Mitigating methane emissions for a greener energy future

In the quest to combat climate change and create a sustainable future, one of the critical challenges we face is reducing methane emissions from energy production. Within the European Union, it is approximated that the energy sector contributes to roughly one-fifth of the anthropogenic (human-caused) methane emissions (European Commission 2021).

Methane, a potent greenhouse gas with a much higher heat-trapping potential than carbon dioxide over shorter time frames, poses a significant threat to our environment (Environmental Protection Agency 2023). The good news is that we have the tools and strategies to address this issue head-on and transition towards a cleaner energy landscape.

Four wind turbines in the German countryside.
Image 1. Wind turbines harnessing renewable energy in the open countryside in Germany. (Picture: Jekaterina Juselius)

Strategies for mitigating methane emissions and promoting sustainable energy practices

Reducing methane emissions is essential, and one notable way is a transition from conventional fossil fuels to renewable sources such as bio, wind, hydro, and geothermal power. This shift achieves both emission reduction and sustainability in energy generation. (Lee 2022.)

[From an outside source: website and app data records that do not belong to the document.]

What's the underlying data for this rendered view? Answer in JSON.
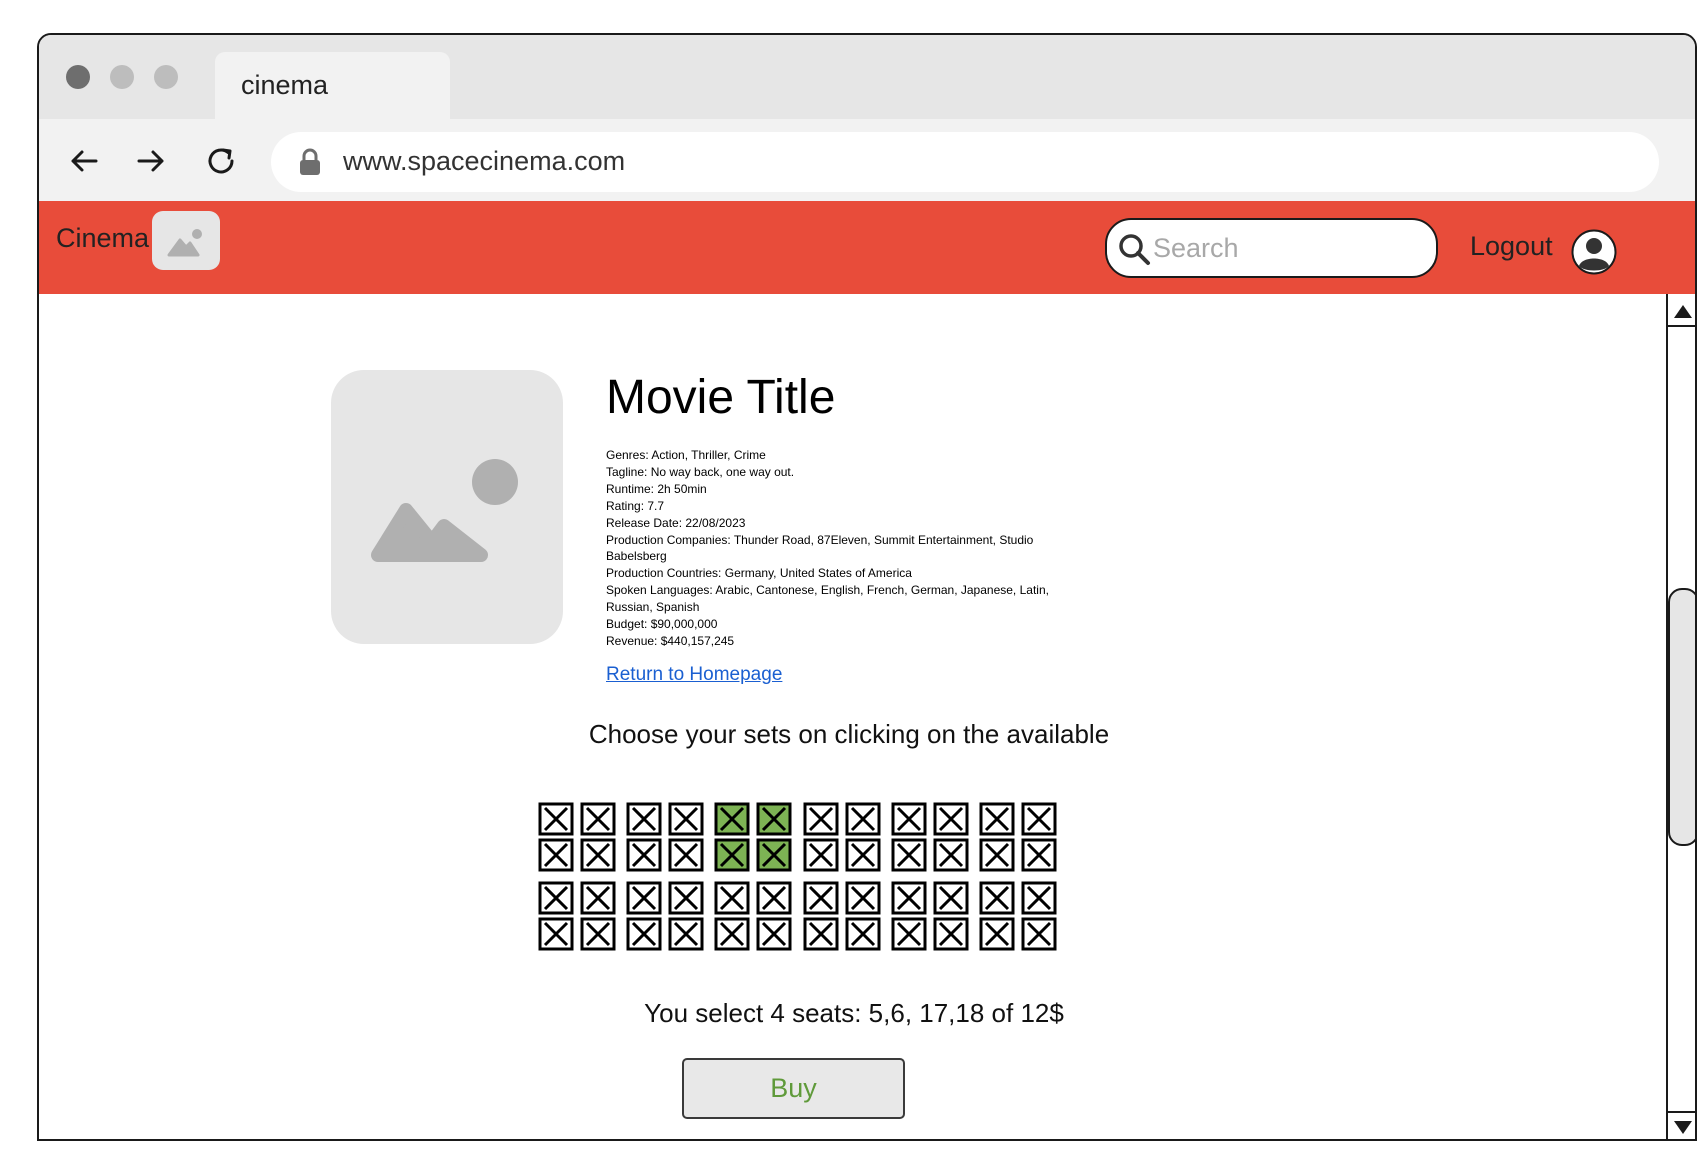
{
  "browser": {
    "tab_title": "cinema",
    "url": "www.spacecinema.com"
  },
  "header": {
    "brand": "Cinema",
    "search_placeholder": "Search",
    "logout_label": "Logout",
    "accent_color": "#e84c3a"
  },
  "movie": {
    "title": "Movie Title",
    "details": [
      "Genres: Action, Thriller, Crime",
      "Tagline: No way back, one way out.",
      "Runtime: 2h 50min",
      "Rating: 7.7",
      "Release Date: 22/08/2023",
      "Production Companies: Thunder Road, 87Eleven, Summit Entertainment, Studio Babelsberg",
      "Production Countries: Germany, United States of America",
      "Spoken Languages: Arabic, Cantonese, English, French, German, Japanese, Latin, Russian, Spanish",
      "Budget: $90,000,000",
      "Revenue: $440,157,245"
    ],
    "return_link": "Return to Homepage"
  },
  "seating": {
    "instructions": "Choose your sets on clicking on the available",
    "rows": 4,
    "cols": 12,
    "selected_seats": [
      5,
      6,
      17,
      18
    ],
    "selected_color": "#7db354",
    "summary": "You select 4 seats: 5,6, 17,18 of 12$",
    "buy_label": "Buy"
  }
}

Emissions stemming from natural gas operations can be tackled through vigilant leak detection, mitigating unintentional releases (IEA). Innovative methods for capturing methane during oil and gas operations serve a dual purpose: preventing emissions while optimizing resource utilization (Silverstein 2021).

In addition to fossil energy production, methane is produced in waste management. Proper disposal practices, such as methane capture in landfills and collecting methane produced due to anaerobic digestion, prevents uncontrollable methane release. The collected methane can be used as an energy resource. (Oonk 2012.)

National and international frameworks, featuring strict emission limits and robust compliance measures, incentivize cleaner industry practices. If companies exceed these set limits, they face fines or periodic penalty payments, and on the other hand, if they stay within the limits, they might get rewards such as tax breaks. (European Parliament 2022.) In addition to penalties and tax incentives, companies enhance their image and gain a competitive advantage, motivating them to adopt cleaner practices and invest in technologies that reduce methane emissions.

Strategic technological investments, such as advanced sensors, enhance the precision of detection and measurement, enabling more targeted mitigation efforts (Yang et al. 2023). In order to get more out of the advanced sensors and to obtain more versatile information, measurements should be made regularly. If possible, hybrid technology should be considered, for example, where the amounts of released methane are measured with several different technologies. (Gordon & Reuland 2019).

More about methane emission sources and its measurement methods can be read from Jekaterina Juselius’ (2023) thesis “Methane emissions mapping: Analysing modern techniques for accurate assessment and monitoring”. Juselius’ thesis was the first thesis completed in LAB’s new international study programme Sustainable Solutions Engineering and is a good example of multidisciplinary challenges we must face now and in the future. Elevating public awareness and fostering collaborative initiatives among governments, industries, and advocates stimulate progress toward sustainable future (World Economic Forum 2023).


Jekaterina Juselius is a Sustainable Solutions Engineer, who in her thesis researched and analysed methane measurement techniques.

Pia Haapea is a Principal Lecturer of Energy and Environmental Engineering at LAB University of Applied Sciences, and has worked for sustainable future for more than 20 years.


Gordon, D., Reuland, F. 2019. Mapping, Measuring, and Managing Methane: The Critical Role of a Potent Climate Pollutant. Brown University, Watson Institute for International and Public Affairs. Cited 28 Aug 2023. Available at

Environmental Protection Agency (EPA). 2023. Importance of Methane. Cited 28 Aug 2023. Available at

European Commission. 2021. Questions and Answers on reducing methane emissions in the energy sector. Cited 28 Aug 2023. Available at

European Parliament. 2022. Fit for 55 package: Reducing methane emissions in the energy sector. Cited 28 Aug 2023. Available at

IEA. Methane Abatement. Cited 28 Aug 2023. Available at

Juselius, J. 2023. Methane emissions mapping: Analysing modern techniques for accurate assessment and monitoring. LAB University of Applied Sciences, Faculty of Technology. Lahti. Cited 25 Oct 2023. Available at

Lee, N. 2022. Addressing Methane Emissions Is Critical for Fighting Climate Crisis. Environmental and Energy Study Institute. Cited 28 Aug 2023. Available at

Oonk, H. 2012. Efficiency of landfill gas collection for methane emissions reduction. Greenhouse Gas Measurement and Management. Vol 2 (2-3), 129-145. Cited 28 Aug 2023. Available at,is%20assumed%20to%20be%2060%25

Silverstein, K. 2021. Capturing Methane From Oil And Gas Operations Is Doable And Profitable. Forbes. Cited 28 Aug 2023. Available at

World Economic Forum. 2023. Fostering Effective Energy Transition 2023 Edition. Insight Report. Cited 28 Aug 2023. Available at

Yang, X., Kuru, E., Zhang, X., Zhang, S., Wang, R., Ye, J., Yang, D., Klemeš, J., Wang, B. 2023. Direct measurement of methane emissions from the upstream oil and gas sector: Review of measurement results and technology advancements (2018-2022). Journal of Cleaner Production. Vol. 414. Cited 29 Aug 2023. Available at